• TASK TO COMPLETE: Find every line in the records below that contains the word "image", and copy each such line.

=== DATA EXTRACT ===

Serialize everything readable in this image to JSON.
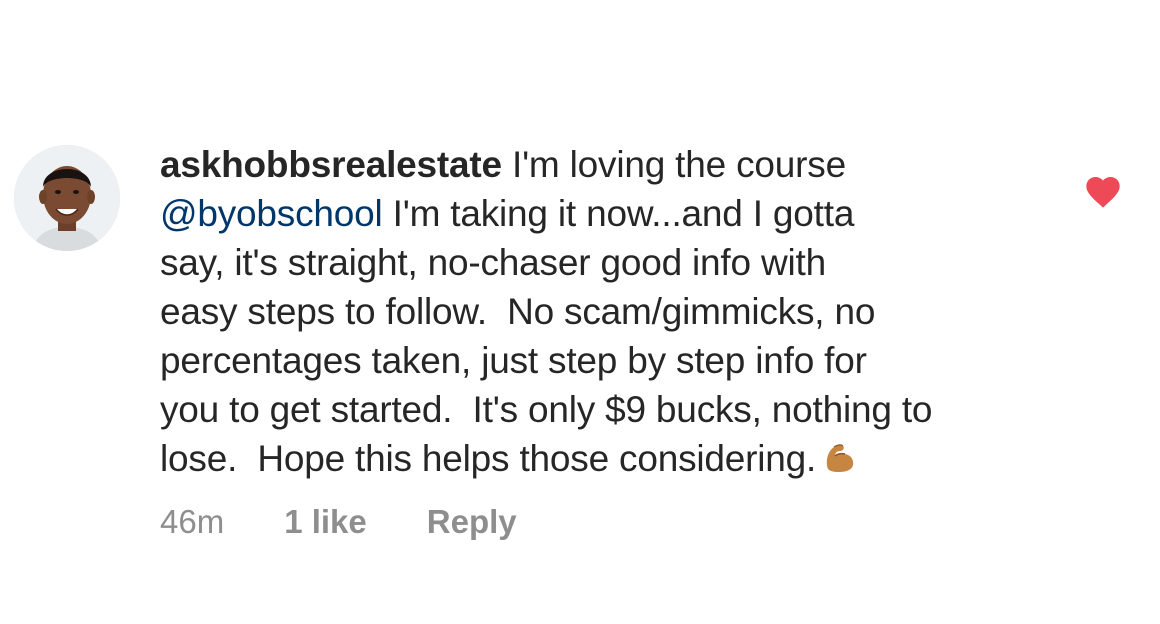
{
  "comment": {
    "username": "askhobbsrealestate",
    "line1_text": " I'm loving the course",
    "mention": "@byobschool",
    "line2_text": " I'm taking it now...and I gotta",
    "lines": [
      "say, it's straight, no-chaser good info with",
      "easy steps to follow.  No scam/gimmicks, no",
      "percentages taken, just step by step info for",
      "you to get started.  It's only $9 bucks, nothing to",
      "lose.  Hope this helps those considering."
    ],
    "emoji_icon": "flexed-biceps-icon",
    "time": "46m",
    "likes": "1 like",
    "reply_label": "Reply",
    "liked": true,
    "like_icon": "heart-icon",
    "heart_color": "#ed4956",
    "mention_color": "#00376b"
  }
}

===
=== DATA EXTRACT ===

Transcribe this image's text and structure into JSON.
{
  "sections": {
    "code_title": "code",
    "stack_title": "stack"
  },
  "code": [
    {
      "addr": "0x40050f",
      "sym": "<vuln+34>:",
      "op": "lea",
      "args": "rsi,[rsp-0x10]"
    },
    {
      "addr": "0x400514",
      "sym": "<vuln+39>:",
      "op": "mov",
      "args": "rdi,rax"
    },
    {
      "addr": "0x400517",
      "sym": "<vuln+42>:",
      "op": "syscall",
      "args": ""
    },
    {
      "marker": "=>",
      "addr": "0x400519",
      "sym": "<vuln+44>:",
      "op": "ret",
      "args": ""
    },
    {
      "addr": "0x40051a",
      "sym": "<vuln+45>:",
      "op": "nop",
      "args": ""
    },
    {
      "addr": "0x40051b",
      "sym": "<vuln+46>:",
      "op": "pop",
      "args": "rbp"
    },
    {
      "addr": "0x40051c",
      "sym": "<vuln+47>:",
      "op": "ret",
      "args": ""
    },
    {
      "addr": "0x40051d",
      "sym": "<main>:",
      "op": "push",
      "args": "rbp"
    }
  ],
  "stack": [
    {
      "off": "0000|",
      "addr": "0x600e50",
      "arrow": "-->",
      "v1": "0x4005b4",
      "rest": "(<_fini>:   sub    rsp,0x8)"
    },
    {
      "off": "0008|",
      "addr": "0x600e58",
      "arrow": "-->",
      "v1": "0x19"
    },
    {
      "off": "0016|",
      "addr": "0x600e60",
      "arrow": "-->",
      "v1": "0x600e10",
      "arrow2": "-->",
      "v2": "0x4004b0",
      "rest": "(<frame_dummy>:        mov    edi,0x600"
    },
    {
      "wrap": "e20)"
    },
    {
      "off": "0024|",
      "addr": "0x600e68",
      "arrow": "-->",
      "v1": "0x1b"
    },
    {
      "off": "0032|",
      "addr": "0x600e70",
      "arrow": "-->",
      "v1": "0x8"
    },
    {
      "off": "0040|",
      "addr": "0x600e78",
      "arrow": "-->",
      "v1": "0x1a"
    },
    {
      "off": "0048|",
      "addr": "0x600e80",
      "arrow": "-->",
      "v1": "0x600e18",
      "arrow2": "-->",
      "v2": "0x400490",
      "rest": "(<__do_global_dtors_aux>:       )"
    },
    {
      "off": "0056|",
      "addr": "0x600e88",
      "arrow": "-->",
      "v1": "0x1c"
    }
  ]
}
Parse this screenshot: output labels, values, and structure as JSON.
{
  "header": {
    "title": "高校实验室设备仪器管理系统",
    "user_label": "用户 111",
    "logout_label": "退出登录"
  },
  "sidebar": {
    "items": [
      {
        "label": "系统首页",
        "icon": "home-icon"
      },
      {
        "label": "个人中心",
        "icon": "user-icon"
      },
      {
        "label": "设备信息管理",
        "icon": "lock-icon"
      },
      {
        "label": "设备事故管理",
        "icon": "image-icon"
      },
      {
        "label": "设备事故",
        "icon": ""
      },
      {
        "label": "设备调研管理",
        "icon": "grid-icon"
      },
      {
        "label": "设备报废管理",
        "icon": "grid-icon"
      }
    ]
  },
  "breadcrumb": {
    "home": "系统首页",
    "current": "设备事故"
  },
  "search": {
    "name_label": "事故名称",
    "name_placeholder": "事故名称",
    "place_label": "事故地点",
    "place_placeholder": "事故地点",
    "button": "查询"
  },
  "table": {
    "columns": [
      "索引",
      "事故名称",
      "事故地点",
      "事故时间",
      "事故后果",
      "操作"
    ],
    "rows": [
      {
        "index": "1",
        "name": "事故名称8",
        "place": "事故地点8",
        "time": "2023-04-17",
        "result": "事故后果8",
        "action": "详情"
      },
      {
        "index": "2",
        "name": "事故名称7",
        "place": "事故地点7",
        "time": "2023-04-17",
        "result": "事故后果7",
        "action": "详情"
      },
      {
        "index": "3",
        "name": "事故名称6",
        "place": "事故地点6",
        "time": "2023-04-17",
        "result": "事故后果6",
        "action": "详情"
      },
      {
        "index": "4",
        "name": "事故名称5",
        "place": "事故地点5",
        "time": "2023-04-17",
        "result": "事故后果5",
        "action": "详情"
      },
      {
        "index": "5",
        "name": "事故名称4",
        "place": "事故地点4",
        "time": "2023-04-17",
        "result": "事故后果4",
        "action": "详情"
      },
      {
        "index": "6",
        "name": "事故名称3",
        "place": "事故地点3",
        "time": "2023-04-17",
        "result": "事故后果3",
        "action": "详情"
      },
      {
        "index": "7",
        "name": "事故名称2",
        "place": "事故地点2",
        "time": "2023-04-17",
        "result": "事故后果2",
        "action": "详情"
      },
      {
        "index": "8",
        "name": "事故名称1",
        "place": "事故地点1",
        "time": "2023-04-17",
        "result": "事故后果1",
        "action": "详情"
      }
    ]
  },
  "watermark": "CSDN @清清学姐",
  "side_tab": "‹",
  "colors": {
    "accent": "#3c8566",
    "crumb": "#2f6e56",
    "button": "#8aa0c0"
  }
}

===
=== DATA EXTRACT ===

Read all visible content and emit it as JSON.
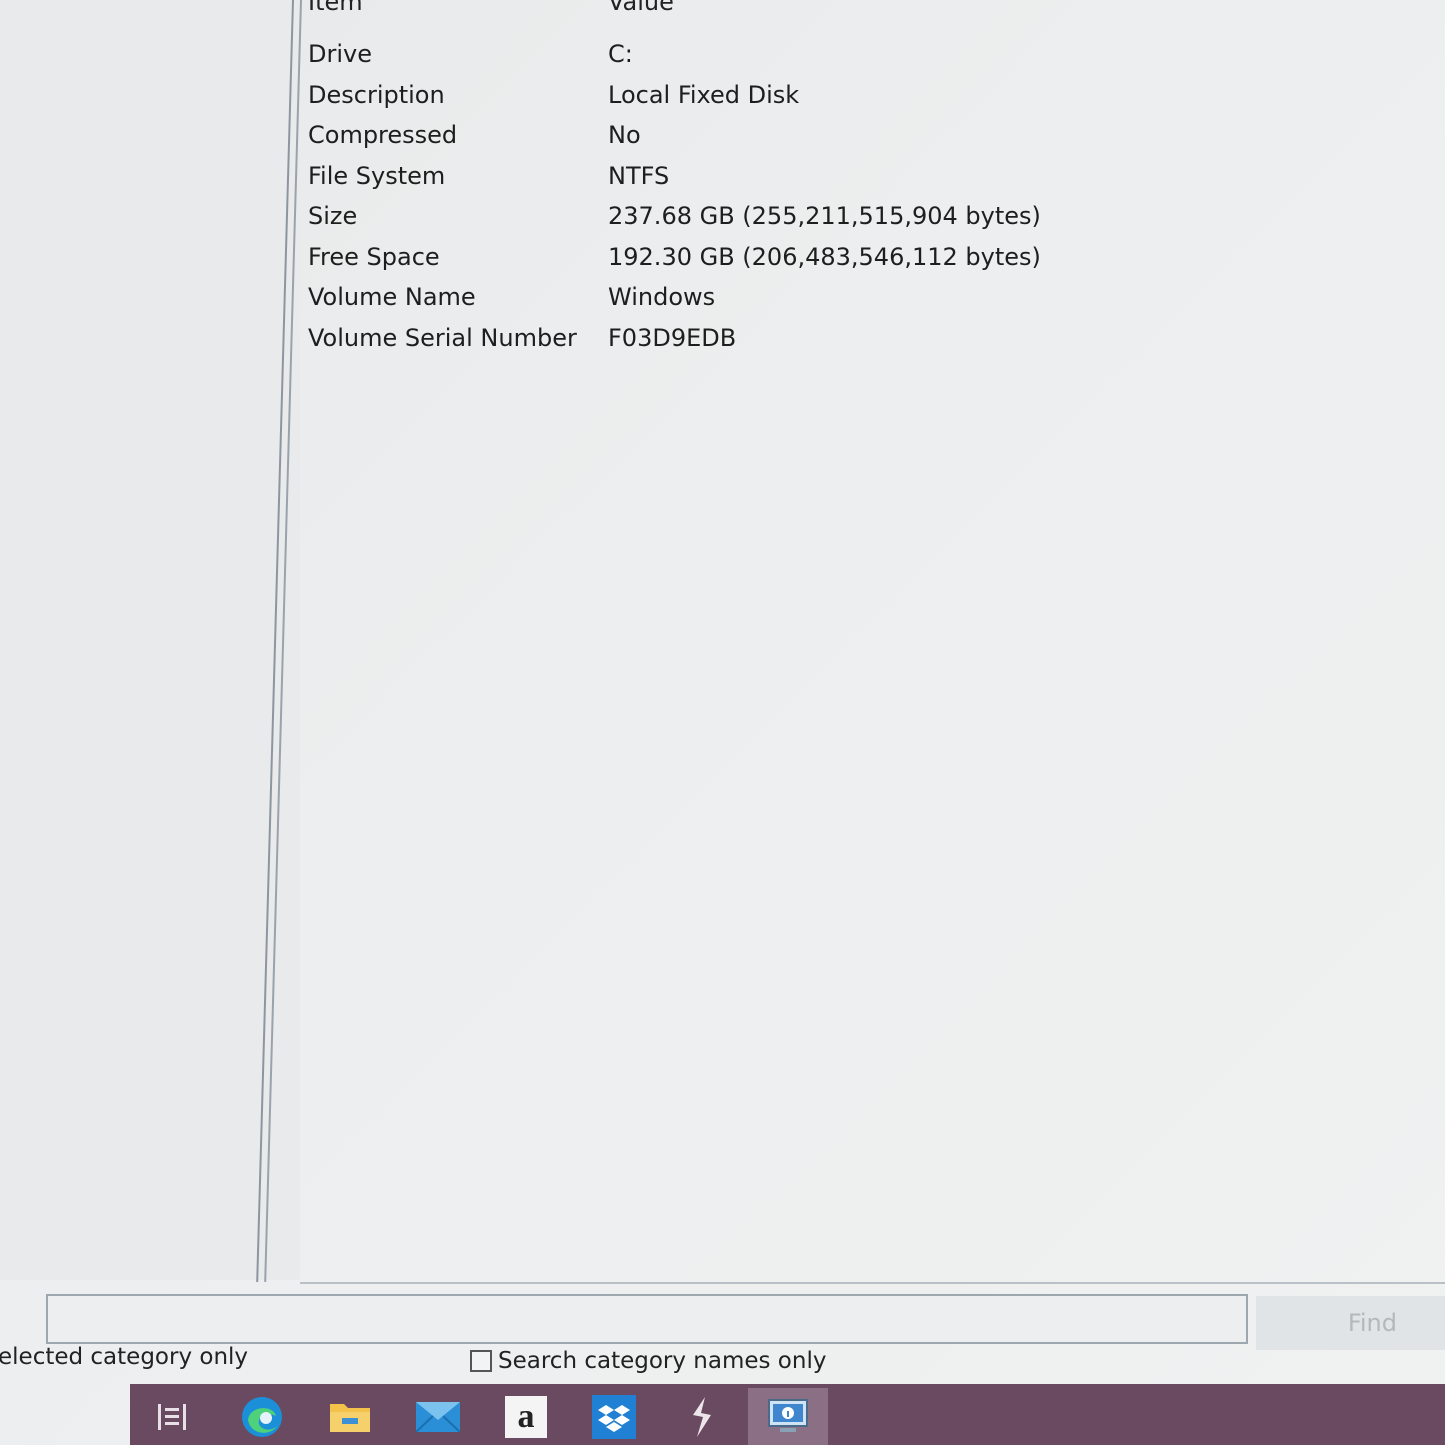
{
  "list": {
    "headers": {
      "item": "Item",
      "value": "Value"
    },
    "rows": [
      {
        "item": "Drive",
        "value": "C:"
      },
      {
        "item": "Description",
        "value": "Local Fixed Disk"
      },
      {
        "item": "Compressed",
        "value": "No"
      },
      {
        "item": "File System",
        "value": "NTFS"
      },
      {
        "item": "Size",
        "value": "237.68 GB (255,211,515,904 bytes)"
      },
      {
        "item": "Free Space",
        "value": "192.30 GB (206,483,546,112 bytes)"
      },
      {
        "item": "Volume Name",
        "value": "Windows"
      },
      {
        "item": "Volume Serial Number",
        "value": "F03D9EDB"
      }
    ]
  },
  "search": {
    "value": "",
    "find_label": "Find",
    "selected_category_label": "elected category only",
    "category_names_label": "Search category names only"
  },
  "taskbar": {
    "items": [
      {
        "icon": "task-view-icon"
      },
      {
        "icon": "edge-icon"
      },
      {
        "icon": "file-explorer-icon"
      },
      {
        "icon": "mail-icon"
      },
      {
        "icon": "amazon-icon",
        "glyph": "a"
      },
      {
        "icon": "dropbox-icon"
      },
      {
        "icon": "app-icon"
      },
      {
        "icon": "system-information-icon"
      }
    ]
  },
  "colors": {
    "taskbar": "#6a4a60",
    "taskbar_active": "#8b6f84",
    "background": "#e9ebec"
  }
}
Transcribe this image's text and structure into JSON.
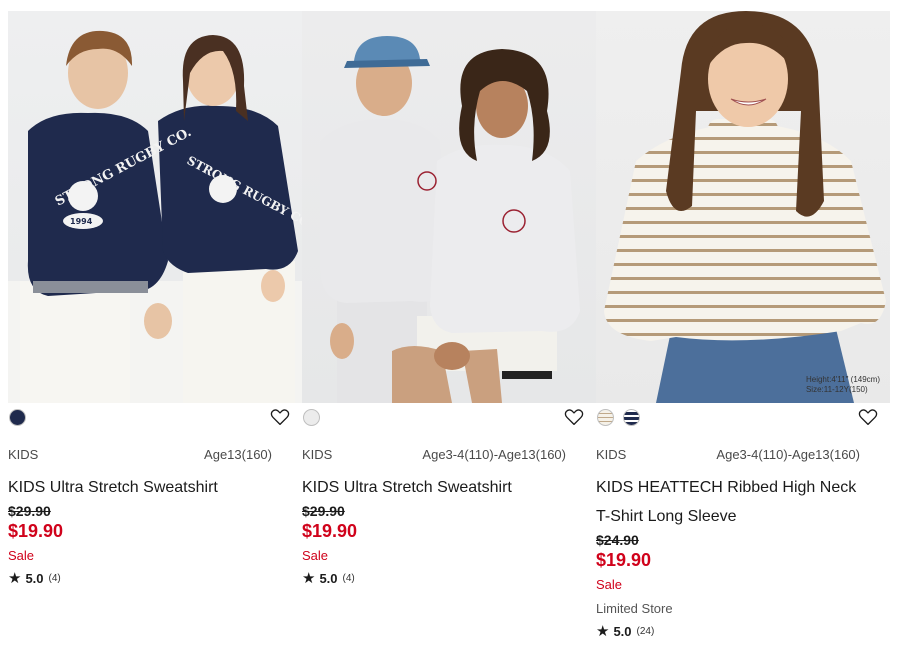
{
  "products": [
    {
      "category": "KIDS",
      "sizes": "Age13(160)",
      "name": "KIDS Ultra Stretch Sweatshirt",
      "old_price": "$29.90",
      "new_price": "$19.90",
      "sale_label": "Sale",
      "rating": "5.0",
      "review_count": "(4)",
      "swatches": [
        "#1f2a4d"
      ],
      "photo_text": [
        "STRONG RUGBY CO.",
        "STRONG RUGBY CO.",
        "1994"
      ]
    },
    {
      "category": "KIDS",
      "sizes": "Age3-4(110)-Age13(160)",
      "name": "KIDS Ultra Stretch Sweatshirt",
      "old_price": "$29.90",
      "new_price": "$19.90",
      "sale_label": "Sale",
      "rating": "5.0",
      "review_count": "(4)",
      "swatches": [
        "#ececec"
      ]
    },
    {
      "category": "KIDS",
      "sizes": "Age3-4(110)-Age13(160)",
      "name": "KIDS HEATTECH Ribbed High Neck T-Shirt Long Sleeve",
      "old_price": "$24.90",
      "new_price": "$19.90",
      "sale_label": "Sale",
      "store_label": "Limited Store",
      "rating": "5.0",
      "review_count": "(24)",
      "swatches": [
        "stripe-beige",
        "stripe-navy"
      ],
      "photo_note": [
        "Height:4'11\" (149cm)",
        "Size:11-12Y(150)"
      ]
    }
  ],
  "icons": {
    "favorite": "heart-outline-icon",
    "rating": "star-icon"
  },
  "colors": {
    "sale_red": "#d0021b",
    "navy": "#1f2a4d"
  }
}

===

• ANSWER FOR THIS EXERCISE:
Serialize everything readable in this image to JSON.
Transcribe this image's text and structure into JSON.
        "icon": "image-icon"
Transcribe this image's text and structure into JSON.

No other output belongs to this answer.